The men leaned back on their heels, put their hands in their trouser-pockets, and proclaimed their views with the booming profundity of a prosperous male repeating a thoroughly hackneyed statement about a matter of which he knows nothing whatever.
(Illustration: "Nigredo" by Anselm Kiefer, 1984.)


Commenter Without Qualities said...

I discovered this blog only recently. Bouphoniaji, I think I'm in love.

How often do you find prose on the Internets in which the metaphors are unmixed and original? How many bloggers seems to post from within a well-ordered library, flitting nimbly to the shelves now and then to adorn their musings with florets of Timeless Wisdom®? How many internauts mock garbage prose with rough 'n ready felicities like "metric assload"? And finally, how many humans can retain hope after reading Adorno?

Plus, the nudibranchs are real purty.

I don't have much to add to the deft filleting of La Paglia, except to say that the fingers that bumfumble "Bumbling and fumbling even more than usual in his inability to finesse the embarrassing release..." into this world have received the Mother-Superior-quality ruler-rapping they have so long deserved.

As to technique, one question. What does TSAIEWDNBIFSWHTUTAAWTTTSTCOTFW stand for?

KUTGW, C w/o Q.

Phila said...

Thanks, Cw/oQ. I don't know what to say, except that you're very kind!

I have to warn you, though, that I'll only disappoint you in the end...

how many humans can retain hope after reading Adorno?

It's a simple matter of contemplating all things as they'd present themselves from the standpoint of redemption!

Nothing to it.


The Struggle Against Ideological Extremists Who Do Not Believe In Free Societies, Who Happen To Use Terror As A Weapon To Try To Shake The Conscience Of The Free World.


olvlzl said...

One of signal achievements of Paglia is the one you identify, her ability to snow people into thinking that her repetition of prefab aesthetic judgment is somehow an original thought. Has she ever gone out on the limb and praised someone who hasn't been praised either by academia or by the marketplace? On first reading this it reminded me of Catherine Anne Porter's "The Wooden Umbrella", a critique of Gertrude Stein. But Stein actually did go out on a limb, praising the genius of some rather minor figures who the world has yet to see genius in and she bought the others new while the market hadn't spoken.

While I've criticized neo-atheism for its scientism and its bigotry I'd never say that atheism in itself is sterile, though much of it is and many atheists are the same can be said for any identifiable group of people. Paglia's replacement of the received wisdom on art and a concept of "nature" that comes straight out of 1960s copies of Argosy magazine would lead to sterility. Ego is the starting point of sterility, it's only when it is surpassed in generosity and humility that sterility is surpassed. Paglia might be able to repeat words like those if someone impressive had written them for her to crib but I doubt she'll ever make them true through experience.

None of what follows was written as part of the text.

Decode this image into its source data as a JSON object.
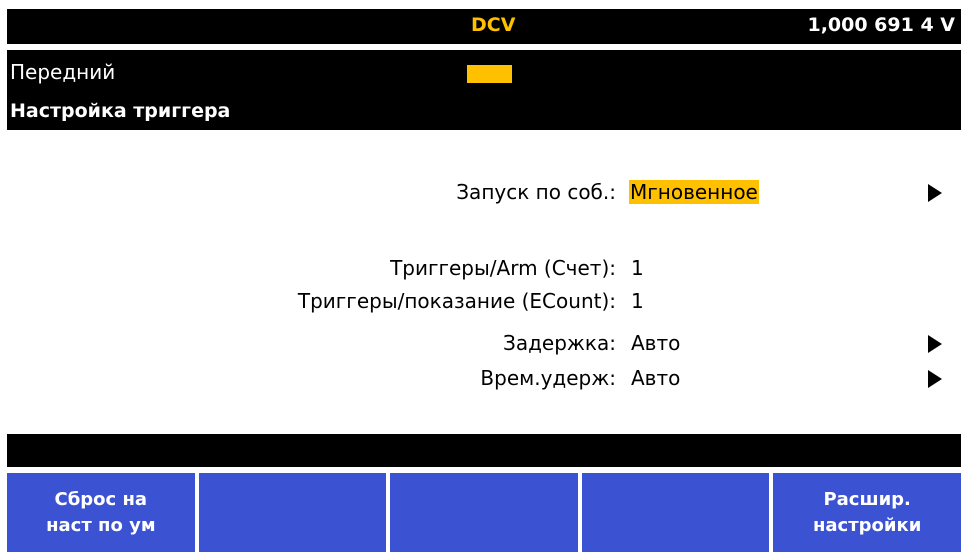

Phila said...

While I've criticized neo-atheism for its scientism and its bigotry I'd never say that atheism in itself is sterile,

Of course not. Which is why it suffices to say that you've criticized scientism and bigotry.

Toby Petzold said...

I would like to make Camille Paglia come.

Looks like you got a fan of your own, boy.

Phila said...

Jesus, Toby. Keep that to yourself, can't you?

Anonymous said...

One could argue that replacing religious faith with some vague aesthetic sense of the numinous is a way to enjoy sanctimony without the distractions of commitment and responsibility.

Outstanding, Phila!


Karin said...

She's a moron, how do James Joyce, Pablo Picasso, Marcel Proust, Thomas Mann & Ingmar Bergman owe their towering status to spirituality?
If she was alive 200 years ago, she would have been bitching that Europe's contributions to the arts are over, we'll never see the like of Mozart and Beethoven again.

olvlzl said...

Well, if this is the real Toby, I'd never thought of him as an over achiever to begin with. Not exactly shooting for the stars, are you.

Here's a hint bound to make it with the object of your affection, wear a Camile Paglia mask.